First check out this site then read the article afterwards

Killed at Their Keyboards
The Marines learn that technology can't solve everything on the urban battlefield.
By David H. Freedman, February 2002 Issue

The enemy landed at night. Crossing the bay by amphibious vehicle and helicopter, the warriors paused at the edge of a sleeping city to check their backpacks, sling their rifles over their shoulders -- and boot up their laptops. It was March 1999, and Oakland, Calif., was under high-tech attack.

The attackers were U.S. Marines, 5,000 of them, carrying out one of a series of exercises designed to see whether computer power could alter the grim algorithm of urban combat. The mission received a fair amount of news coverage, but the Marines' surprising conclusion went virtually unreported. The computer gear, far from shifting the balance in favor of the digitized troops, would have cost lives in an actual battle. "It wasn't an enabler, it was a disabler," says Randy Gangle, a retired Marine colonel who is now with the Marine Corps's Warfighting Laboratory in Quantico, Va.

Collectively known as "Urban Warrior," the exercises were a cautionary tale for any organization expecting computer technology to provide a quick fix for an old problem. Buildings and side streets make easy hiding places for ambushers and snipers -- even for entire tank battalions, as the Yugoslav army demonstrated to the U.S. military in Kosovo. Inner-city obstacles can leave troops cut off from support that might be only a block away. If war is hell, in short, urban combat is a step deeper into the inferno: Culling data from urban engagements that date back as far as World War II, military researchers have found casualty rates that average a hair-raising 30 percent a day during the first several days of fighting.

But the casualties drop precipitously when team commanders can pinpoint the location of both enemy and friendly troops within a range of one block. And what better way to gather and distribute that vital information than with laptop computers on a wireless network?

Almost any other way, it turned out. In the Oakland exercise, network connections were repeatedly severed by the concrete and steel canyons of the city, forcing the laptop-wielding Marines to lose precious time logging in again and again. With laser beams simulating live fire, dozens of troops were "killed" at their keyboards. The data that they managed to enter, moreover, was rife with typos and difficult to decipher on the small, cluttered screens -- which did, however, provide illumination enough to make their users easy targets in the dark. "After two years and millions of dollars," Gangle says, "what did we find? A casualty rate that was 15 percent higher than the historical rate." It would probably have been worse if many of the troops hadn't quickly wised up and stowed their machines.
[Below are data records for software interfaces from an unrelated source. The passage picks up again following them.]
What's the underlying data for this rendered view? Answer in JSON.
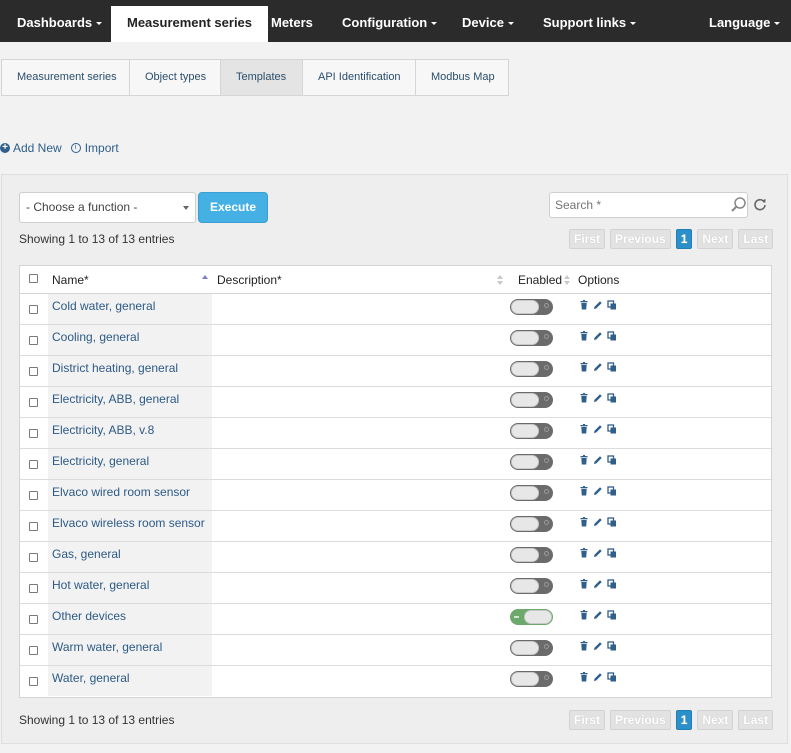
{
  "topnav": {
    "items": [
      {
        "label": "Dashboards",
        "caret": true
      },
      {
        "label": "Measurement series",
        "caret": false,
        "active": true
      },
      {
        "label": "Meters",
        "caret": false
      },
      {
        "label": "Configuration",
        "caret": true
      },
      {
        "label": "Device",
        "caret": true
      },
      {
        "label": "Support links",
        "caret": true
      },
      {
        "label": "Language",
        "caret": true
      }
    ]
  },
  "subtabs": [
    "Measurement series",
    "Object types",
    "Templates",
    "API Identification",
    "Modbus Map"
  ],
  "actions": {
    "add_new": "Add New",
    "import": "Import"
  },
  "toolbar": {
    "function_select": "- Choose a function -",
    "execute": "Execute",
    "search_placeholder": "Search *"
  },
  "info_text": "Showing 1 to 13 of 13 entries",
  "pager": {
    "first": "First",
    "previous": "Previous",
    "current": "1",
    "next": "Next",
    "last": "Last"
  },
  "table": {
    "headers": {
      "name": "Name*",
      "description": "Description*",
      "enabled": "Enabled",
      "options": "Options"
    },
    "rows": [
      {
        "name": "Cold water, general",
        "enabled": false
      },
      {
        "name": "Cooling, general",
        "enabled": false
      },
      {
        "name": "District heating, general",
        "enabled": false
      },
      {
        "name": "Electricity, ABB, general",
        "enabled": false
      },
      {
        "name": "Electricity, ABB, v.8",
        "enabled": false
      },
      {
        "name": "Electricity, general",
        "enabled": false
      },
      {
        "name": "Elvaco wired room sensor",
        "enabled": false
      },
      {
        "name": "Elvaco wireless room sensor",
        "enabled": false
      },
      {
        "name": "Gas, general",
        "enabled": false
      },
      {
        "name": "Hot water, general",
        "enabled": false
      },
      {
        "name": "Other devices",
        "enabled": true
      },
      {
        "name": "Warm water, general",
        "enabled": false
      },
      {
        "name": "Water, general",
        "enabled": false
      }
    ]
  },
  "colors": {
    "nav_bg": "#2b2b2b",
    "link": "#2c5a86",
    "execute": "#45b0e4",
    "toggle_on": "#6da96d",
    "toggle_off": "#6b6b6b"
  }
}
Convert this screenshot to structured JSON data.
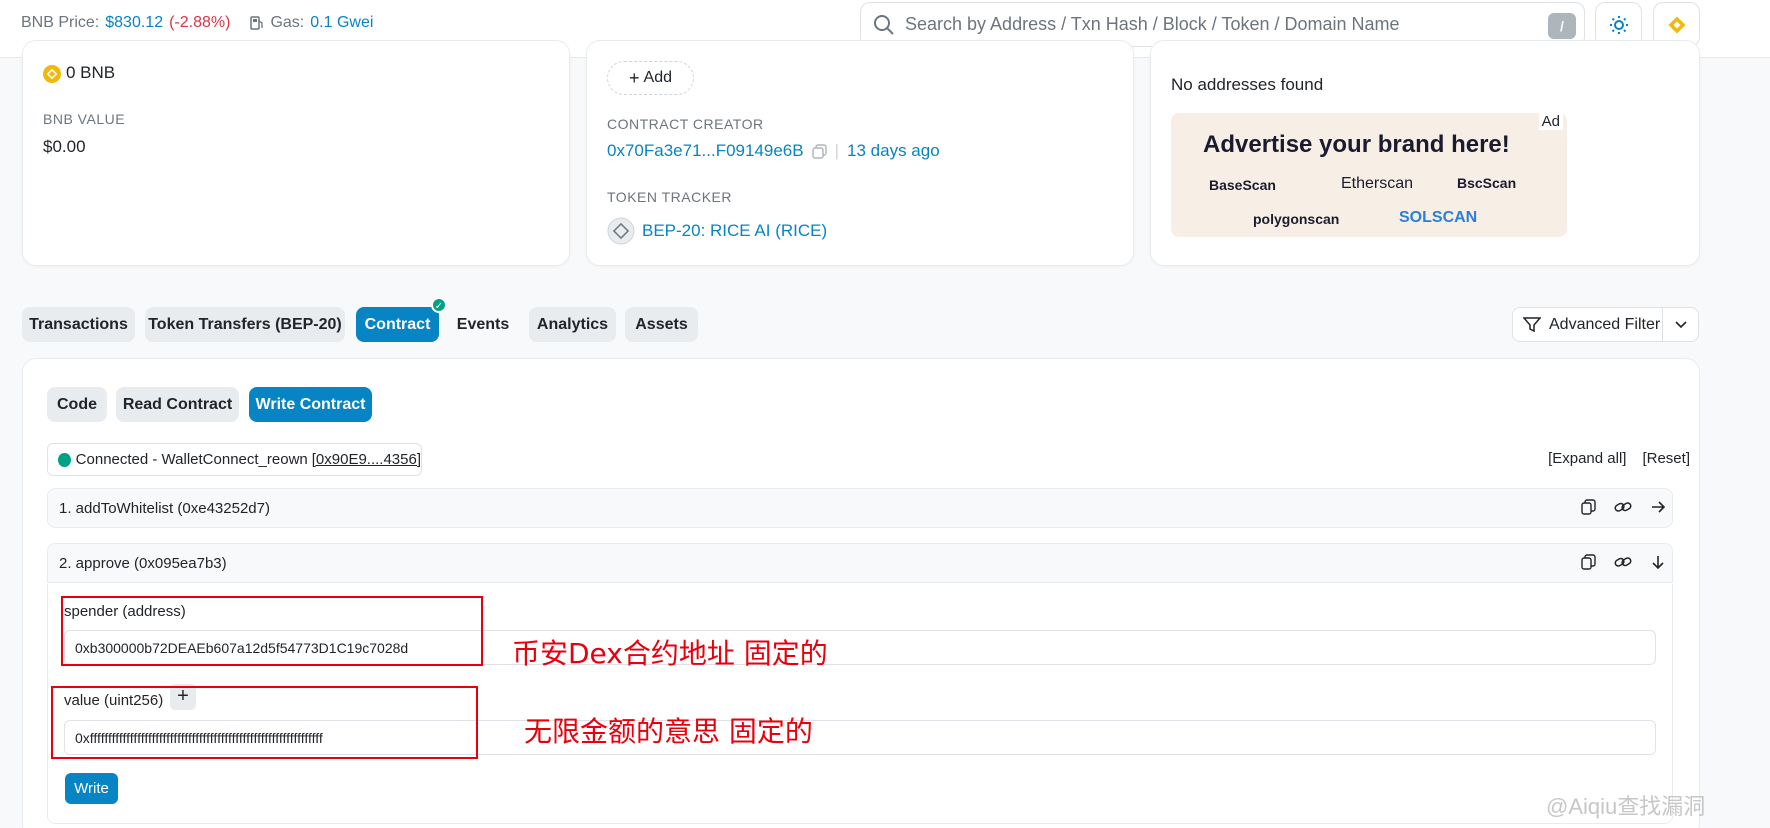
{
  "topbar": {
    "price_label": "BNB Price:",
    "price_value": "$830.12",
    "price_change": "(-2.88%)",
    "gas_label": "Gas:",
    "gas_value": "0.1 Gwei",
    "search_placeholder": "Search by Address / Txn Hash / Block / Token / Domain Name",
    "slash_key": "/"
  },
  "overview": {
    "bnb_balance": "0 BNB",
    "bnb_value_label": "BNB VALUE",
    "bnb_value": "$0.00"
  },
  "more_info": {
    "add_button": "Add",
    "creator_label": "CONTRACT CREATOR",
    "creator_address": "0x70Fa3e71...F09149e6B",
    "creator_separator": "|",
    "creator_age": "13 days ago",
    "token_tracker_label": "TOKEN TRACKER",
    "token_tracker_value": "BEP-20: RICE AI (RICE)"
  },
  "multichain": {
    "no_addresses": "No addresses found",
    "ad_tag": "Ad",
    "ad_headline": "Advertise your brand here!",
    "ad_brands": [
      "BaseScan",
      "Etherscan",
      "BscScan",
      "polygonscan",
      "SOLSCAN"
    ]
  },
  "tabs": [
    "Transactions",
    "Token Transfers (BEP-20)",
    "Contract",
    "Events",
    "Analytics",
    "Assets"
  ],
  "advanced_filter": "Advanced Filter",
  "contract": {
    "subtabs": [
      "Code",
      "Read Contract",
      "Write Contract"
    ],
    "connection_text": "Connected - WalletConnect_reown",
    "connection_address": "[0x90E9....4356]",
    "expand_all": "[Expand all]",
    "reset": "[Reset]",
    "functions": [
      {
        "title": "1. addToWhitelist (0xe43252d7)"
      },
      {
        "title": "2. approve (0x095ea7b3)"
      }
    ],
    "params": [
      {
        "label": "spender (address)",
        "value": "0xb300000b72DEAEb607a12d5f54773D1C19c7028d"
      },
      {
        "label": "value (uint256)",
        "value": "0xffffffffffffffffffffffffffffffffffffffffffffffffffffffffffffffff"
      }
    ],
    "plus": "+",
    "write_button": "Write"
  },
  "annotations": {
    "spender_note": "币安Dex合约地址 固定的",
    "value_note": "无限金额的意思 固定的",
    "watermark": "@Aiqiu查找漏洞"
  },
  "colors": {
    "accent": "#0784c3",
    "negative": "#dc3545",
    "success": "#00a186",
    "annotation_red": "#e8000c"
  }
}
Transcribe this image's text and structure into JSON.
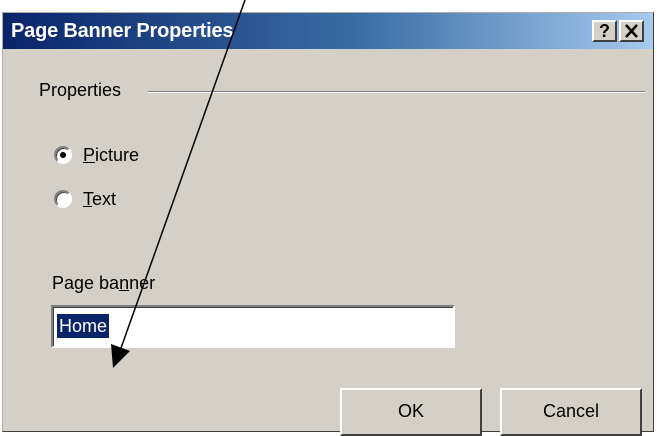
{
  "dialog": {
    "title": "Page Banner Properties",
    "help_button": "?",
    "close_button": "✕"
  },
  "properties_group": {
    "label": "Properties",
    "options": [
      {
        "prefix": "",
        "accel": "P",
        "suffix": "icture",
        "selected": true
      },
      {
        "prefix": "",
        "accel": "T",
        "suffix": "ext",
        "selected": false
      }
    ]
  },
  "banner_field": {
    "label_prefix": "Page ba",
    "label_accel": "n",
    "label_suffix": "ner",
    "value": "Home"
  },
  "buttons": {
    "ok_label": "OK",
    "cancel_label": "Cancel"
  },
  "annotation": {
    "arrow_color": "#000000"
  }
}
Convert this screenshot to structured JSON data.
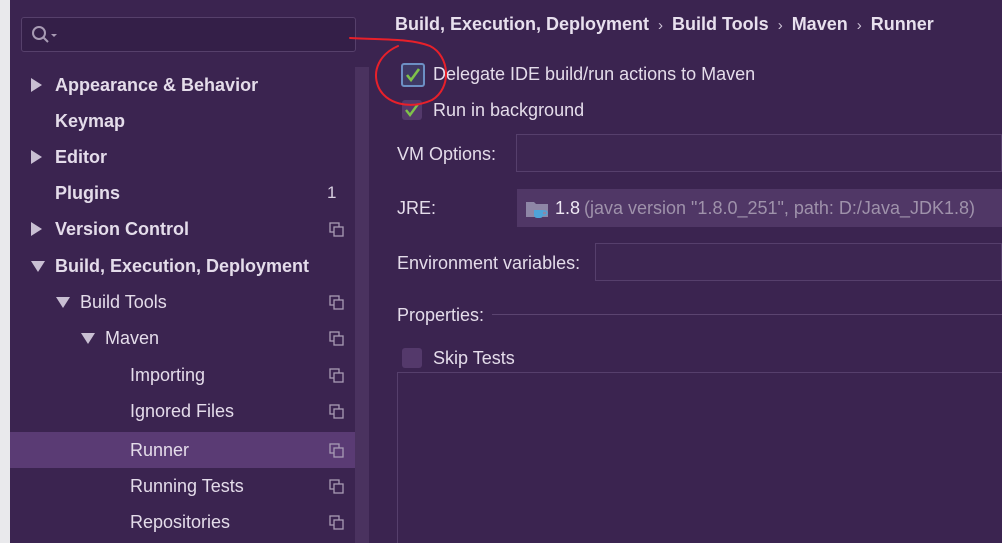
{
  "search": {
    "placeholder": ""
  },
  "sidebar": {
    "items": [
      {
        "label": "Appearance & Behavior",
        "count": ""
      },
      {
        "label": "Keymap",
        "count": ""
      },
      {
        "label": "Editor",
        "count": ""
      },
      {
        "label": "Plugins",
        "count": "1"
      },
      {
        "label": "Version Control",
        "count": ""
      },
      {
        "label": "Build, Execution, Deployment",
        "count": ""
      },
      {
        "label": "Build Tools",
        "count": ""
      },
      {
        "label": "Maven",
        "count": ""
      },
      {
        "label": "Importing",
        "count": ""
      },
      {
        "label": "Ignored Files",
        "count": ""
      },
      {
        "label": "Runner",
        "count": ""
      },
      {
        "label": "Running Tests",
        "count": ""
      },
      {
        "label": "Repositories",
        "count": ""
      }
    ]
  },
  "breadcrumb": [
    "Build, Execution, Deployment",
    "Build Tools",
    "Maven",
    "Runner"
  ],
  "runner": {
    "delegate_label": "Delegate IDE build/run actions to Maven",
    "delegate_checked": true,
    "background_label": "Run in background",
    "background_checked": true,
    "vm_options_label": "VM Options:",
    "vm_options_value": "",
    "jre_label": "JRE:",
    "jre_version": "1.8",
    "jre_detail": "(java version \"1.8.0_251\", path: D:/Java_JDK1.8)",
    "env_label": "Environment variables:",
    "env_value": "",
    "properties_label": "Properties:",
    "skip_tests_label": "Skip Tests",
    "skip_tests_checked": false
  },
  "colors": {
    "background": "#3b2450",
    "selection": "#5a3b74",
    "check_green": "#7fc24a",
    "annotation_red": "#e8202a"
  }
}
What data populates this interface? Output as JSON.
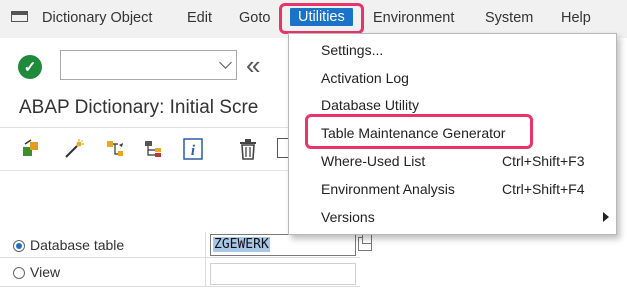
{
  "menubar": {
    "items": [
      {
        "label": "Dictionary Object"
      },
      {
        "label": "Edit"
      },
      {
        "label": "Goto"
      },
      {
        "label": "Utilities"
      },
      {
        "label": "Environment"
      },
      {
        "label": "System"
      },
      {
        "label": "Help"
      }
    ],
    "active_item": "Utilities"
  },
  "toolbar": {
    "command_field_value": "",
    "ok_icon": "check-icon",
    "nav_first_icon": "«"
  },
  "page": {
    "title": "ABAP Dictionary: Initial Scre"
  },
  "app_toolbar": {
    "icons": [
      "other-object-icon",
      "wizard-icon",
      "where-used-icon",
      "hierarchy-icon",
      "info-icon",
      "delete-icon"
    ]
  },
  "form": {
    "options": [
      {
        "label": "Database table",
        "selected": true,
        "value": "ZGEWERK"
      },
      {
        "label": "View",
        "selected": false,
        "value": ""
      }
    ]
  },
  "utilities_menu": {
    "items": [
      {
        "label": "Settings...",
        "shortcut": ""
      },
      {
        "label": "Activation Log",
        "shortcut": ""
      },
      {
        "label": "Database Utility",
        "shortcut": ""
      },
      {
        "label": "Table Maintenance Generator",
        "shortcut": ""
      },
      {
        "label": "Where-Used List",
        "shortcut": "Ctrl+Shift+F3"
      },
      {
        "label": "Environment Analysis",
        "shortcut": "Ctrl+Shift+F4"
      },
      {
        "label": "Versions",
        "shortcut": "",
        "has_submenu": true
      }
    ]
  },
  "colors": {
    "highlight_box": "#e8336b",
    "active_menu": "#1a73c8",
    "ok_button": "#1f8a3b",
    "selection": "#a8c8ea"
  }
}
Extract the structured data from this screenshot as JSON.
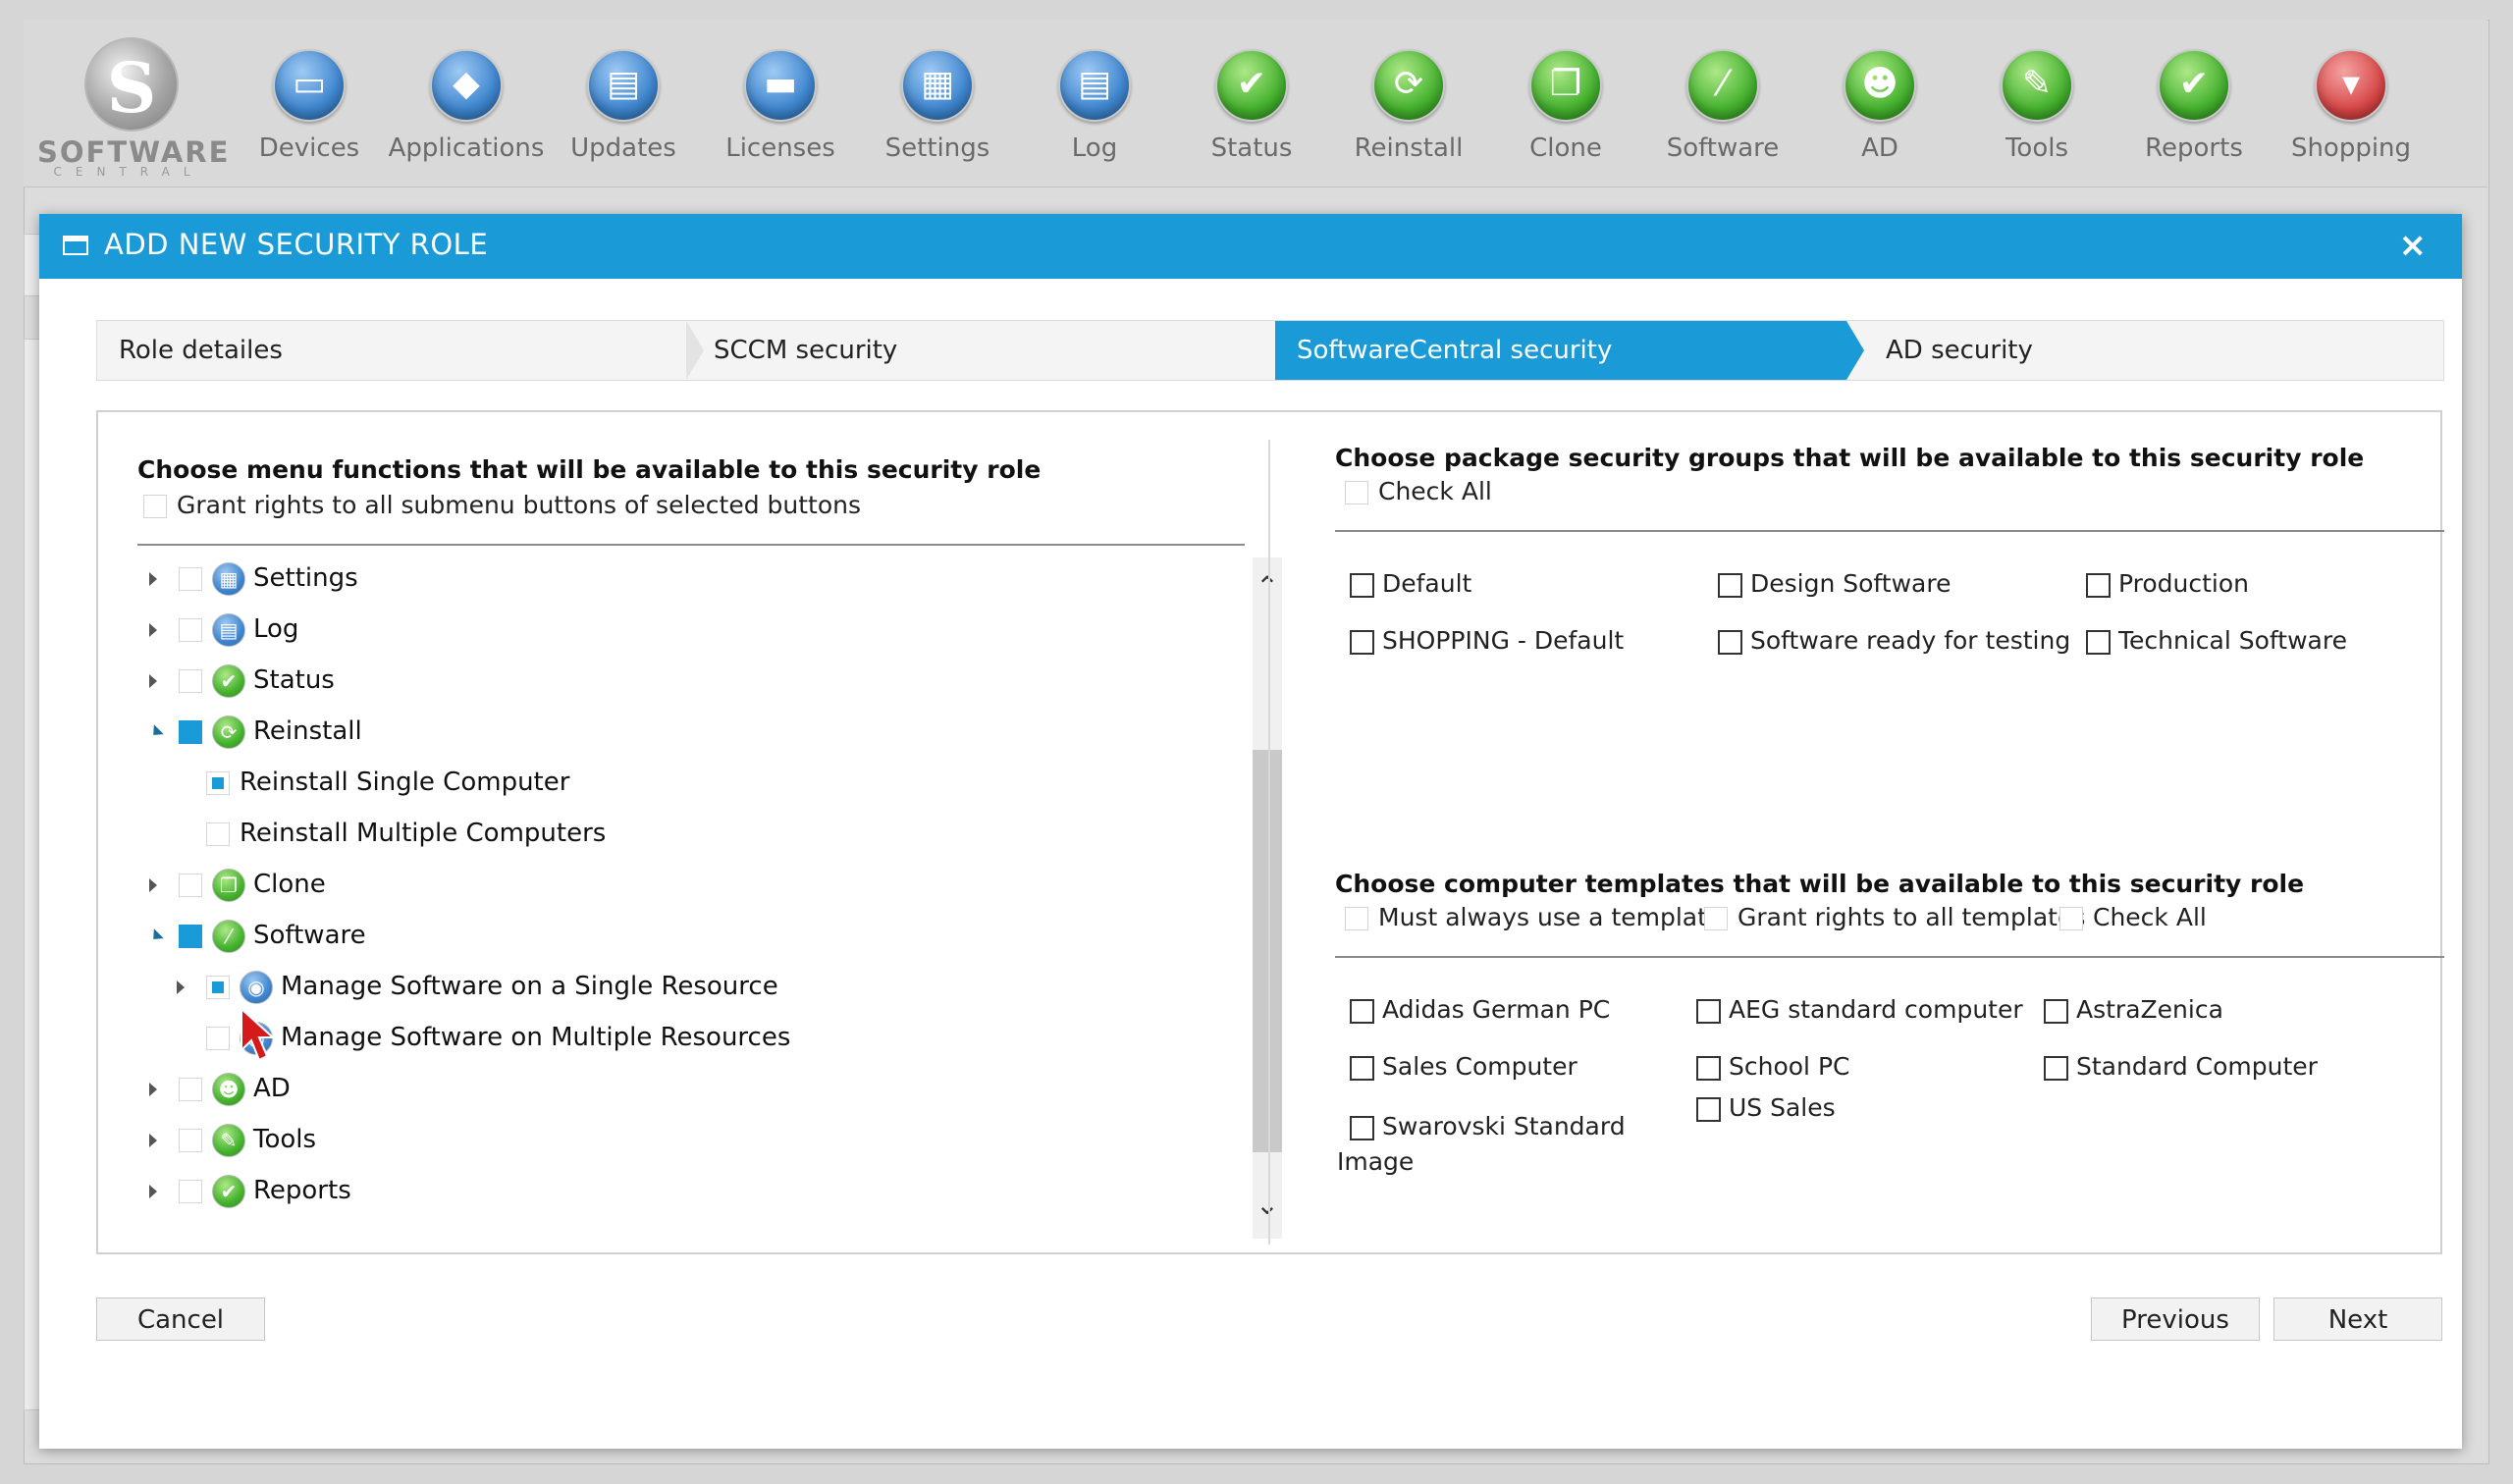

In their postmortem brainstorming, Gangle and his colleagues perceived a major misfit between the laptops and what the Warfighting Lab terms the "business processes" of urban warfare -- that is, such specialized tactics and skills as clearing a building of enemy troops and avoiding ambushes near alleys. Computers undoubtedly have their uses in such situations, the Marines concluded, but only in the hands of highly trained specialists who direct the flow of information to and from the team. The laptops were simply too distracting for leaders who had to come up with plans on the spot, or for troops trying to scramble for cover.

The exercises were not a total loss, however. They reaffirmed the value of old-fashioned speech and the importance of good radio communications. Appalled by the spotty reception of radios used for voice communications during one of the Urban Warrior experiments, a Marine officer rushed to a nearby Radio Shack and snatched up several cheap Motorola walkie-talkies. They performed so much better than the government-issued models that the Marines wound up buying enough for the entire corps.

If higher-tech gadgets have a place in urban warfare, it might be in finding the enemy. "Up until now," says Carl Bott, a retired Marine lieutenant colonel, "the way you found the enemy in cities was to walk down the street until they shot at you." The Warfighting Lab is developing a condor-size flying drone designed to circle a city block capturing video images and acting as a communications relay. Plans are also afoot for a tiny ground-based robot that could be thrown through a window and sent scurrying around a building under the remote control of the information specialist. In experiments taking place this winter in Chicago and other cities, the lab will test prototypes of video sensors that might someday be fired into a wall or surreptitiously dropped in a city street -- disguised as, say, a Coke can. But the general-issue laptop will stay in the barracks. The road warrior's favorite weapon isn't up to a real war.,36730,FF.html

Maybe it's just me, but I do NOT want our troops to be packing 80 pounds of wireless networking **** in a gun battle.